          # exit-zero treats all errors as warnings. The GitHub editor is 127 chars wide
          flake8 . --count --exit-zero --max-complexity=10 --max-line-length=127 --statistics
      - name: Test with pytest
        run: |

Let's go over the syntax details of our workflow-YAML file one by one.

Syntax keysDescription
nameYou can add a suitable name for your workflow here.
onHere you need to define which events you will trigger the workflow. In the above scenario, it will trigger whenever someone pushes any changes to the repository.
jobsA set of tasks sequentially defined under simple-calculator-linter-testing workflow
buildIt's the name of our first and only job
runs-onConfigures the job to run on the latest version of an Ubuntu Linux runner. This means that the job will execute on a fresh ubuntu-latest virtual machine hosted by GitHub.
strategystrategy is used for matrix strategy for your jobs. A matrix strategy lets you use variables in a single job definition to automatically create multiple job runs that are based on the combinations of the variables.
matrixstrategy.matrix is to define a matrix of different job configurations. In the above example, the above matrix defines a variable python-version with the values["3.8", "3.9", "3.10"] .

In this example, the workflow will run 3 jobs, one for each python-version variables. Each job will access the python-version value through the matrix.python-version context and pass the value as python-version to the actions/setup-python@v4 action. | | steps | Groups together all the steps that run in the build job. Each item nested under this section is a separate action or shell script. | | | The name keyword under steps is just for defining the name of that step. | | uses | The uses keyword specifies that this step will run v3 of the actions/checkout@v3 action. This is an action that checks out your repository onto the runner, allowing you to run scripts or other actions against your code (such as build and test tools). You should use the checkout action any time your workflow will run against the repository's code.
In the next section of uses keyword, the actions/setup-python@v4 action to install the specified versions of Python. This puts a specific version of Python preinstalled in our path. | | with.python-version | Here the value should be the specific version of Python. In this scenario, a total of 3 jobs will run with python versions - 3.8, 3.9, 3.10 as defined under the strategy.matrix . | | run | The run keyword tells the job to execute a command on the runner. In this case, you are using python -m pip install --upgrade pip to install pip and using pip to install flake8 pytest. In the next section run keyword, we are using flake8 and pytest for checking linting errors and testing respectively. |

I hope I'm able to give you the overall context of the workflow file. Please visit the official documentation link to get a detailed understanding of the workflow -

Add .gitignore and requirements.txt

Let's create a .gitignore file and the content of this link into the file -

And then create a requirements.txt file and add the python package dependencies into that file by running this command.

pip freeze > requirements.txt

Push your project to github

Now that your project is set up, we need to push your code into a GitHub repository to see GitHub actions running a CI pipeline.

You need to have a GitHub account beforehand.
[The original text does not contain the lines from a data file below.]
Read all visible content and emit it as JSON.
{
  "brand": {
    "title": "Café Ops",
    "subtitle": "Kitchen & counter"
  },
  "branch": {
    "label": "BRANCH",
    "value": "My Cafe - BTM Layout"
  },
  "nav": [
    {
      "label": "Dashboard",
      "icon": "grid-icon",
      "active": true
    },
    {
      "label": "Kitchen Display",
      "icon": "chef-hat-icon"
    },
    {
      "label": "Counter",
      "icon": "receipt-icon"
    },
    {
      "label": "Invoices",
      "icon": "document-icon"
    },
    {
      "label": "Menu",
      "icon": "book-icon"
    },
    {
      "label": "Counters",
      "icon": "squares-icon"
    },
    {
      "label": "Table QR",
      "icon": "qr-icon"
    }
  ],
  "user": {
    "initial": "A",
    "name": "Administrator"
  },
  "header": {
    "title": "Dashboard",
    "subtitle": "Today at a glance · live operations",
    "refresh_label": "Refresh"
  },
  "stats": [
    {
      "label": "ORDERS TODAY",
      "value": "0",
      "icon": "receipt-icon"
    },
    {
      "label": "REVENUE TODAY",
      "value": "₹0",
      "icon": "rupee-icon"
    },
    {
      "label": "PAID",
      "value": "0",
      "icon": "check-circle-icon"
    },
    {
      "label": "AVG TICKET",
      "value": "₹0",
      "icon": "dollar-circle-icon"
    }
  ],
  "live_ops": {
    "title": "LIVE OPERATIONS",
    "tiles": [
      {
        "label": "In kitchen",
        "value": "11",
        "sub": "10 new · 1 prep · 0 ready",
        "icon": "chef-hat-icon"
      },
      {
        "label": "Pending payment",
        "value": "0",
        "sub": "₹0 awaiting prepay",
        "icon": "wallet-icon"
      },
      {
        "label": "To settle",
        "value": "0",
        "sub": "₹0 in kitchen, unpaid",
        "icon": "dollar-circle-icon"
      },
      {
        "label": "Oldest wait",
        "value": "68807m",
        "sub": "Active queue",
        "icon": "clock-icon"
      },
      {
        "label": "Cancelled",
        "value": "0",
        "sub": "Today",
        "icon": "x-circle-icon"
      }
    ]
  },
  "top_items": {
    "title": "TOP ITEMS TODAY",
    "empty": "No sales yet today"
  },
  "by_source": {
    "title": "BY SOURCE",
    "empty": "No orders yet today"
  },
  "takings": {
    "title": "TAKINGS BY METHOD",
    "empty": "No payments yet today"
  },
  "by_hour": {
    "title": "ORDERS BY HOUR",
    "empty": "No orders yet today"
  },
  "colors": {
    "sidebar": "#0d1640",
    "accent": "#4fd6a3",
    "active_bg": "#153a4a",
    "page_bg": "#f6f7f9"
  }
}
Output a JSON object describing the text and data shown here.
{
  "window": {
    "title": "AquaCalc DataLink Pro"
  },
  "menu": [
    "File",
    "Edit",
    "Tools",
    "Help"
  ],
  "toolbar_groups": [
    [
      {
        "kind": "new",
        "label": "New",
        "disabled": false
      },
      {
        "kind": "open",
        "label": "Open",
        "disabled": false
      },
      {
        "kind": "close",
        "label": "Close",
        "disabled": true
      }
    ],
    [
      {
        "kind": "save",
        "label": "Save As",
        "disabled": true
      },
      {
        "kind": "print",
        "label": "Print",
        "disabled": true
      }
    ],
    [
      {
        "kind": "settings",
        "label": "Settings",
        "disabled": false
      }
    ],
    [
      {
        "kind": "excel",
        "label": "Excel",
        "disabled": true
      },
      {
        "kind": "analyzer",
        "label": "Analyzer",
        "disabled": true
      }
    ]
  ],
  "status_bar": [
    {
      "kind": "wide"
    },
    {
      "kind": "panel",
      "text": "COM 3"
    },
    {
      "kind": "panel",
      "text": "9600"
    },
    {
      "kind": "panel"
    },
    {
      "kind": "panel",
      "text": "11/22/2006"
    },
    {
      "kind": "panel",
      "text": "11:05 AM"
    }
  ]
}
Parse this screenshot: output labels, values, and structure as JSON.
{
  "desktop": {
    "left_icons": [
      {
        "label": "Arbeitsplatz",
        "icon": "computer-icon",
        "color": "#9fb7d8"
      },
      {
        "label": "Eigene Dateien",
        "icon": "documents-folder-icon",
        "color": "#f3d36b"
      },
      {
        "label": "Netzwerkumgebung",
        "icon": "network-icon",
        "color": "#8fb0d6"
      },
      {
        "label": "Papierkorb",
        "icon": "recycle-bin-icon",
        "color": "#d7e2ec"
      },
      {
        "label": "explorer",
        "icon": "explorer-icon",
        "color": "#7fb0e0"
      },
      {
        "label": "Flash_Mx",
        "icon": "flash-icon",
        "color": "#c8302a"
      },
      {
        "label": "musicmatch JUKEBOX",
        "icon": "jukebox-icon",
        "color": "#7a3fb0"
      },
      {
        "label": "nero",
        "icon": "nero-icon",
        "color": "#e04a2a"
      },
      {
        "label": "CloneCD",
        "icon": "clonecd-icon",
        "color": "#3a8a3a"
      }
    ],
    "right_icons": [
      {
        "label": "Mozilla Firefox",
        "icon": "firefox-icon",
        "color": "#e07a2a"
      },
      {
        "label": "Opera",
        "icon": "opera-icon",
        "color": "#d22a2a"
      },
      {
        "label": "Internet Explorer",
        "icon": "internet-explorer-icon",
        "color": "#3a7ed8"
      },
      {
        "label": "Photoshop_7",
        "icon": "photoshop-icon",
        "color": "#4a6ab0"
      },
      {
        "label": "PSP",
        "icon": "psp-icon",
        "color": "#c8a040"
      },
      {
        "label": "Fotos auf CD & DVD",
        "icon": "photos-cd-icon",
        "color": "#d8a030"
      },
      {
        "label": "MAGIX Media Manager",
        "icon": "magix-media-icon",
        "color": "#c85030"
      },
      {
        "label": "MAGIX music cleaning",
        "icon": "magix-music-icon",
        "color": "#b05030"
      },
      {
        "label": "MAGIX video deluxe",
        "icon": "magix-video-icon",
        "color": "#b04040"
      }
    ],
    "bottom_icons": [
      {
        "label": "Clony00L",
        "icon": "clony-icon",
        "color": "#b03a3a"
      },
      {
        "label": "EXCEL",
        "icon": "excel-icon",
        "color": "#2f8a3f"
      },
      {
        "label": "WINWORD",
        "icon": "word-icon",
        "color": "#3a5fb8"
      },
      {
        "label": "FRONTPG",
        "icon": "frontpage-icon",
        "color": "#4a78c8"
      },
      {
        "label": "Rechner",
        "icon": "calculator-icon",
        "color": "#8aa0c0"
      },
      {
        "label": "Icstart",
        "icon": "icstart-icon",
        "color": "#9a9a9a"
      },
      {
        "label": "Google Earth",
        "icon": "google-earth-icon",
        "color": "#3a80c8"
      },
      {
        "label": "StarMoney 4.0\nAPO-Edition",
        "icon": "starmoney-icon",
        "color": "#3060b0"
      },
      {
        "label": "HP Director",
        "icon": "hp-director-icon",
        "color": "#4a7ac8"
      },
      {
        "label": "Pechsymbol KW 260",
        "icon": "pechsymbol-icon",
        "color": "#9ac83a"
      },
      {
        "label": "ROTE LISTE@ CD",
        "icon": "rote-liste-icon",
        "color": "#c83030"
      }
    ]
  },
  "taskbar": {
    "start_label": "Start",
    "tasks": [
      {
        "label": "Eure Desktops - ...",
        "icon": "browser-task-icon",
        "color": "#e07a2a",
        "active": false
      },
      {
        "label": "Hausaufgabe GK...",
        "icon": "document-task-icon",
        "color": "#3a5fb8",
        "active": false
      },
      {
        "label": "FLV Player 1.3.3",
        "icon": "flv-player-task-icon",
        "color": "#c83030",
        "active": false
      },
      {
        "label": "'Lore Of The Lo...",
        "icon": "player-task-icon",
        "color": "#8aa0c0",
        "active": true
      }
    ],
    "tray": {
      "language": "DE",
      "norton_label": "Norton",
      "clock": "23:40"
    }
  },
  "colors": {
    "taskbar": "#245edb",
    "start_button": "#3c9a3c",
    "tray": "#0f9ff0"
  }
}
If you don't have an account, please create one by signing up through the link -

Let's create a repository called simple-calculator in your GitHub account.

And then run the following commands in the terminal inside your project directory path. Please replace the <username> with your GitHub username.

echo "# simple-calculator" >>
git init
git add -A
git commit -m "first commit"
git branch -M main
git remote add origin<username>/simple-calculator.git
git push -u origin main

Now if you open your project and go into the Actions section, you should see all your jobs should be successful.

As you can see in the above image, 3 jobs have run successfully for 3 python versions(3.8, 3.9, 3.10). You should also be able to see something similar in your project.


We are able to implement GitHub action in our simple python project. Hopefully, you will be using GitHub actions in your next project.

Github link for this project -

Happy Learning!!